REQUIRED ACTION:
Below are records. Copy every line with "icon" in it.

(Saved entries)
=== Section Start ===
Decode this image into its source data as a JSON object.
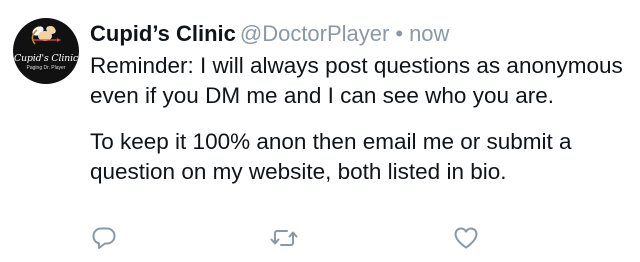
{
  "tweet": {
    "author": {
      "display_name": "Cupid’s Clinic",
      "handle": "@DoctorPlayer",
      "avatar_title": "Cupid's Clinic",
      "avatar_subtitle": "Paging Dr. Player"
    },
    "separator": "•",
    "timestamp": "now",
    "paragraphs": [
      "Reminder: I will always post questions as anonymous even if you DM me and I can see who you are.",
      "To keep it 100% anon then email me or submit a question on my website, both listed in bio."
    ]
  },
  "actions": {
    "reply": {
      "icon": "reply-icon"
    },
    "retweet": {
      "icon": "retweet-icon"
    },
    "like": {
      "icon": "heart-icon"
    }
  },
  "colors": {
    "text": "#0f1419",
    "muted": "#8b98a5",
    "icon": "#8b98a5",
    "avatar_bg": "#111111",
    "cupid_skin": "#f2d2a0",
    "cupid_wing": "#f6f6f6",
    "cupid_arrow": "#e24a4a"
  }
}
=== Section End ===
SOLVED EXERCISE:
      "icon": "reply-icon"
      "icon": "retweet-icon"
      "icon": "heart-icon"
    "icon": "#8b98a5",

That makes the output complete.